The author’s presence inside the text can be communicated in many different ways. Most notably, the author can play a character, can identify with a character, or can be seen in the influence over things like color, female character relationships, and manipulation of camera and editing to control and use “the gaze.” There are not enough works directed by women to substantiate claims as to whether or not films directed by women would be much different from those directed by men. (Mayne, 93) It is the fact of such a small potential body of evidence that then speaks to “the fear of essentialism—the fear, that is, that any discussion of “female texts” presumes the uniqueness and autonomy of female representation, thus validating rather than challenging the dualism of patriarchal hierarchy.” (Mayne, 93) Judith Mayne makes claims about female authorial voices in her article Female Authorship Reconsidered.
So few women have positions as directors that everything they do then is seen as representative of all women as directors. Essentialism, though, and the fear of it, will dissipate with the (hopeful) future increase of female directors.
In any case, women directors subvert the power of “the gaze” as it is known, and use it to empower women and express their desires. Female subjectivity is a largely important component of female directed feminist films. Kaja Silverman’s The Female Authorial Voice explores the notion of the death of the author as well as the idea of authorial voices existing in films. She draws from theories and thoughts articulated by Jacques Lacan and Christian Metz, and considers “primary narcissism” and “secondary identification” among other different ways in which a female authorial voice might be communicated through a text. (Silverman, 67) Primary narcissism is more obvious to detect than secondary identification, which takes some background knowledge and research of a director rather than just the ability to identify them. One more way to identify a director as female is if “gazing” in the film is done by females. Andrea Arnold has given a female the ability to “gaze” in her film Fish Tank, which expresses her authorial voice as female.

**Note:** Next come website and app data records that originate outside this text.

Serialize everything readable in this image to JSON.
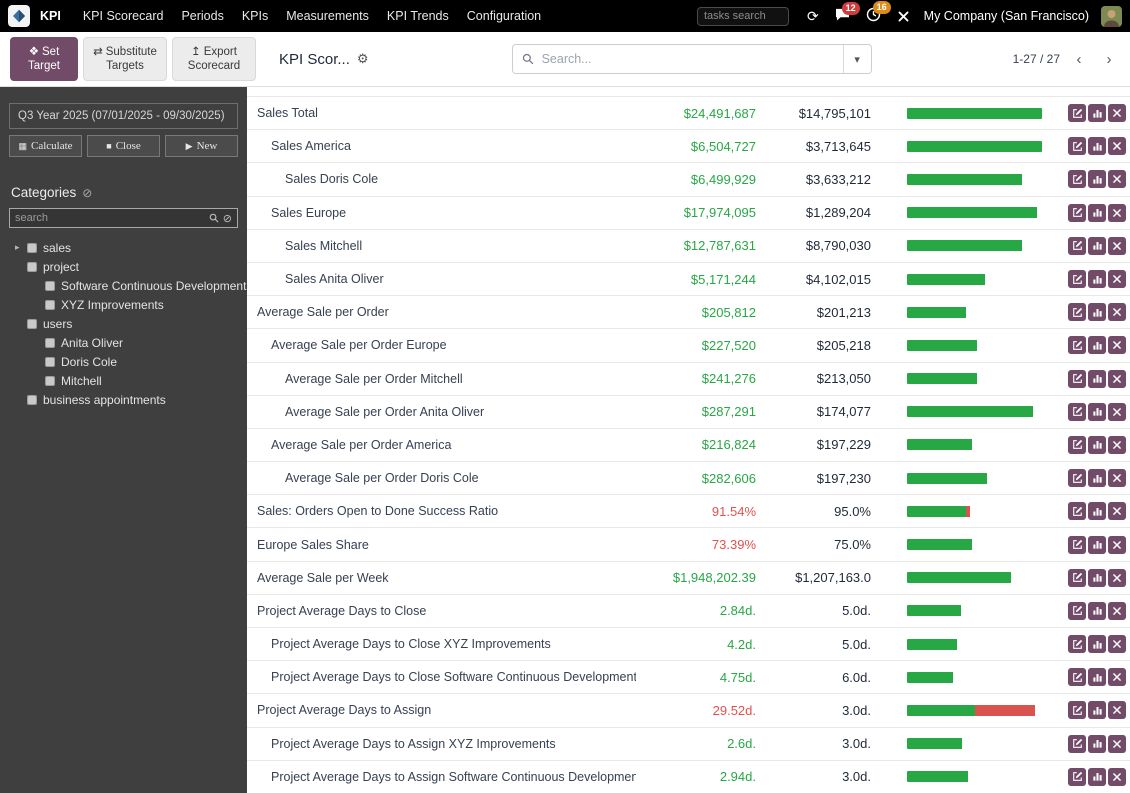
{
  "colors": {
    "good": "#28a745",
    "bad": "#e0524e",
    "bar_green": "#28a745",
    "bar_red": "#d9534f",
    "accent": "#714B67",
    "badge_red": "#d13c3c",
    "badge_orange": "#dd8d17"
  },
  "navbar": {
    "app": "KPI",
    "menu": [
      "KPI Scorecard",
      "Periods",
      "KPIs",
      "Measurements",
      "KPI Trends",
      "Configuration"
    ],
    "tasks_search_placeholder": "tasks search",
    "message_badge": "12",
    "activity_badge": "16",
    "company": "My Company (San Francisco)"
  },
  "control_panel": {
    "buttons": {
      "set_target": "Set Target",
      "substitute_targets": "Substitute Targets",
      "export_scorecard": "Export Scorecard"
    },
    "breadcrumb": "KPI Scor...",
    "search_placeholder": "Search...",
    "pager": "1-27 / 27"
  },
  "icons": {
    "set_target": "❖",
    "substitute": "⇄",
    "export": "↥",
    "gear": "⚙",
    "dropdown_caret": "▾",
    "pager_prev": "‹",
    "pager_next": "›",
    "sync": "⟳",
    "calculate": "▦",
    "close": "■",
    "new": "▶",
    "clear": "⊘",
    "tree_caret": "▸"
  },
  "sidebar": {
    "period": "Q3 Year 2025 (07/01/2025 - 09/30/2025)",
    "calculate": "Calculate",
    "close": "Close",
    "new": "New",
    "categories_title": "Categories",
    "search_placeholder": "search",
    "tree": [
      {
        "label": "sales",
        "level": 0,
        "caret": true
      },
      {
        "label": "project",
        "level": 0,
        "caret": false
      },
      {
        "label": "Software Continuous Development",
        "level": 1,
        "caret": false
      },
      {
        "label": "XYZ Improvements",
        "level": 1,
        "caret": false
      },
      {
        "label": "users",
        "level": 0,
        "caret": false
      },
      {
        "label": "Anita Oliver",
        "level": 1,
        "caret": false
      },
      {
        "label": "Doris Cole",
        "level": 1,
        "caret": false
      },
      {
        "label": "Mitchell",
        "level": 1,
        "caret": false
      },
      {
        "label": "business appointments",
        "level": 0,
        "caret": false
      }
    ]
  },
  "rows": [
    {
      "name": "Sales Total",
      "indent": 0,
      "value": "$24,491,687",
      "state": "good",
      "target": "$14,795,101",
      "bar": {
        "green": 100,
        "red": 0,
        "striped": true
      }
    },
    {
      "name": "Sales America",
      "indent": 1,
      "value": "$6,504,727",
      "state": "good",
      "target": "$3,713,645",
      "bar": {
        "green": 100,
        "red": 0,
        "striped": true
      }
    },
    {
      "name": "Sales Doris Cole",
      "indent": 2,
      "value": "$6,499,929",
      "state": "good",
      "target": "$3,633,212",
      "bar": {
        "green": 85,
        "red": 0,
        "striped": true
      }
    },
    {
      "name": "Sales Europe",
      "indent": 1,
      "value": "$17,974,095",
      "state": "good",
      "target": "$1,289,204",
      "bar": {
        "green": 96,
        "red": 0,
        "striped": true
      }
    },
    {
      "name": "Sales Mitchell",
      "indent": 2,
      "value": "$12,787,631",
      "state": "good",
      "target": "$8,790,030",
      "bar": {
        "green": 85,
        "red": 0,
        "striped": true
      }
    },
    {
      "name": "Sales Anita Oliver",
      "indent": 2,
      "value": "$5,171,244",
      "state": "good",
      "target": "$4,102,015",
      "bar": {
        "green": 58,
        "red": 0,
        "striped": false
      }
    },
    {
      "name": "Average Sale per Order",
      "indent": 0,
      "value": "$205,812",
      "state": "good",
      "target": "$201,213",
      "bar": {
        "green": 44,
        "red": 0,
        "striped": false
      }
    },
    {
      "name": "Average Sale per Order Europe",
      "indent": 1,
      "value": "$227,520",
      "state": "good",
      "target": "$205,218",
      "bar": {
        "green": 52,
        "red": 0,
        "striped": false
      }
    },
    {
      "name": "Average Sale per Order Mitchell",
      "indent": 2,
      "value": "$241,276",
      "state": "good",
      "target": "$213,050",
      "bar": {
        "green": 52,
        "red": 0,
        "striped": false
      }
    },
    {
      "name": "Average Sale per Order Anita Oliver",
      "indent": 2,
      "value": "$287,291",
      "state": "good",
      "target": "$174,077",
      "bar": {
        "green": 93,
        "red": 0,
        "striped": true
      }
    },
    {
      "name": "Average Sale per Order America",
      "indent": 1,
      "value": "$216,824",
      "state": "good",
      "target": "$197,229",
      "bar": {
        "green": 48,
        "red": 0,
        "striped": false
      }
    },
    {
      "name": "Average Sale per Order Doris Cole",
      "indent": 2,
      "value": "$282,606",
      "state": "good",
      "target": "$197,230",
      "bar": {
        "green": 59,
        "red": 0,
        "striped": false
      }
    },
    {
      "name": "Sales: Orders Open to Done Success Ratio",
      "indent": 0,
      "value": "91.54%",
      "state": "bad",
      "target": "95.0%",
      "bar": {
        "green": 44,
        "red": 3,
        "striped": false
      }
    },
    {
      "name": "Europe Sales Share",
      "indent": 0,
      "value": "73.39%",
      "state": "bad",
      "target": "75.0%",
      "bar": {
        "green": 48,
        "red": 0,
        "striped": false
      }
    },
    {
      "name": "Average Sale per Week",
      "indent": 0,
      "value": "$1,948,202.39",
      "state": "good",
      "target": "$1,207,163.0",
      "bar": {
        "green": 77,
        "red": 0,
        "striped": true
      }
    },
    {
      "name": "Project Average Days to Close",
      "indent": 0,
      "value": "2.84d.",
      "state": "good",
      "target": "5.0d.",
      "bar": {
        "green": 40,
        "red": 0,
        "striped": true
      }
    },
    {
      "name": "Project Average Days to Close XYZ Improvements",
      "indent": 1,
      "value": "4.2d.",
      "state": "good",
      "target": "5.0d.",
      "bar": {
        "green": 37,
        "red": 0,
        "striped": false
      }
    },
    {
      "name": "Project Average Days to Close Software Continuous Development",
      "indent": 1,
      "value": "4.75d.",
      "state": "good",
      "target": "6.0d.",
      "bar": {
        "green": 34,
        "red": 0,
        "striped": false
      }
    },
    {
      "name": "Project Average Days to Assign",
      "indent": 0,
      "value": "29.52d.",
      "state": "bad",
      "target": "3.0d.",
      "bar": {
        "green": 50,
        "red": 45,
        "striped": false
      }
    },
    {
      "name": "Project Average Days to Assign XYZ Improvements",
      "indent": 1,
      "value": "2.6d.",
      "state": "good",
      "target": "3.0d.",
      "bar": {
        "green": 41,
        "red": 0,
        "striped": false
      }
    },
    {
      "name": "Project Average Days to Assign Software Continuous Development",
      "indent": 1,
      "value": "2.94d.",
      "state": "good",
      "target": "3.0d.",
      "bar": {
        "green": 45,
        "red": 0,
        "striped": false
      }
    }
  ]
}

“The gaze” in traditional cinema typically caters to straight white men”
“The gaze” in traditional cinema typically caters to straight white men—as characters and in the audience— through actions of characters and the camera as well as editing. It is used to communicate power and ability to observe and understand, as well as to sexualize and objectify those at the passive end being “gazed” upon. “The gaze” as a power or ability given to a character makes the character more able to be active and less likely to be objectified or to need to be reactive. Traditionally, it is the male who is able to “gaze” upon the female in Hollywood cinema, as often directed by men, but there are films directed by women in which female characters are given the power to “gaze” upon others. Female directors purposefully give their female characters the power to “gaze” to subvert gender power stereotypes and classic identification of the audience with the straight white male.
Works Cited: Johnston, Claire. "Women's Cinema as Counter-Cinema." Feminist Film Theory: A Reader. Edinburgh: Edinburgh UP, 1999. Print. Mayne, Judith. "Female Authorship Reconsidered." The Woman at the Keyhole: Feminism and Women's Cinema. Bloomington, IN: Indiana UP, 1990. Print. Mulvey, Laura. "Visual Pleasure and Narrative Cinema." Feminist Film Theory: A Reader. Edinburgh: Edinburgh UP, 1999. Print. Silverman, Kaja. "The Female Authorial Voice." Film And Authorship. New Brunswick, NJ: Rutgers UP, 2003. Print.